Correlating IP with commercialized product/Product to Patent Mapping

Many of our clients appreciate the connections we derive between the innovation described in a patent to market activity (as a product or news item). The Product to Patent Mapping feature enables an R&D scientist to see the tangible form of patents and understand it in more detail. This type of mapping also helps the IP team to derive their own conclusions in legal terms.

Mapping an invention to its corresponding product or news in the market requires in-depth analysis of patent specification, as well as a comparison with the marketed product and news. The example below for Pure Leaf Tea shows how excerpts from the patent specification (EP2747580B1) are mapped to the product ingredient to derive a correlation between patent and marketed product. 


In this blog post, we described two techniques to make IP interpretation simple, more meaningful and relatable for R&D teams. These are not the only solutions. In future blog posts we will talk more about how IP managers or R&D scientists can unravel the impact of IP, both from a technology and competitor standpoint. Stay connected to learn more!
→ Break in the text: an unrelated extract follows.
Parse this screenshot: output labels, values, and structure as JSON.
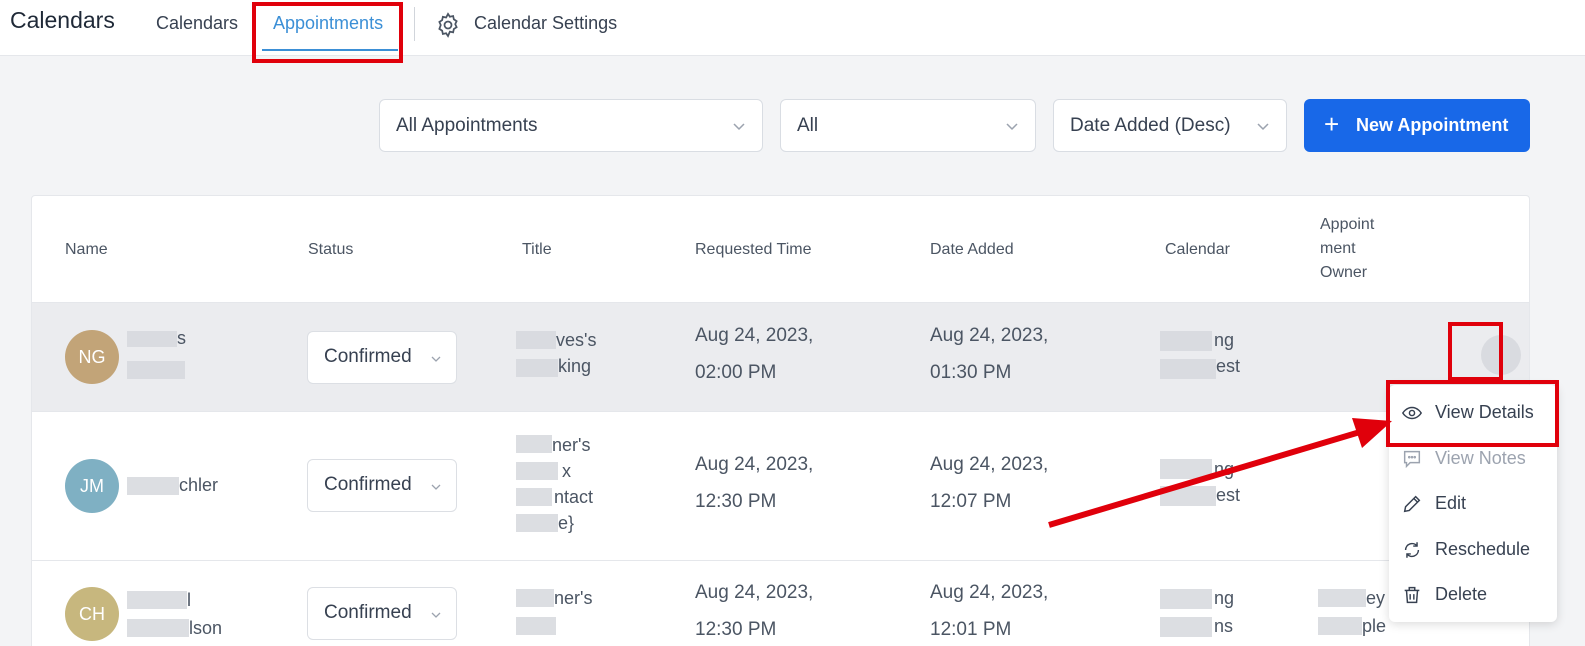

Dolly Mathews
Group Manager, IP and R&D Solutions Posts

Dolly Manish Mathews is the Group Manager, IP and R&D Solutions at Evalueserve. She leads the food science and technology group where she strives to distill complex information into its simple form in a visually appealing manner. Dolly enjoys the challenge of gathering technology or competitor intelligence from various sources and plotting them as actionable insights.

As a trained western music vocalist from Trinity School of Music, London, Dolly has a powerful voice. She also enjoys sharing her writer’s voice here on the Information Adventurers blog, where she expresses thought- provoking ideas and solutions in Intellectual Property. She loves to connect to the blog audience and encourages you to share questions and comments about your IP challenges and needs.

Latest Posts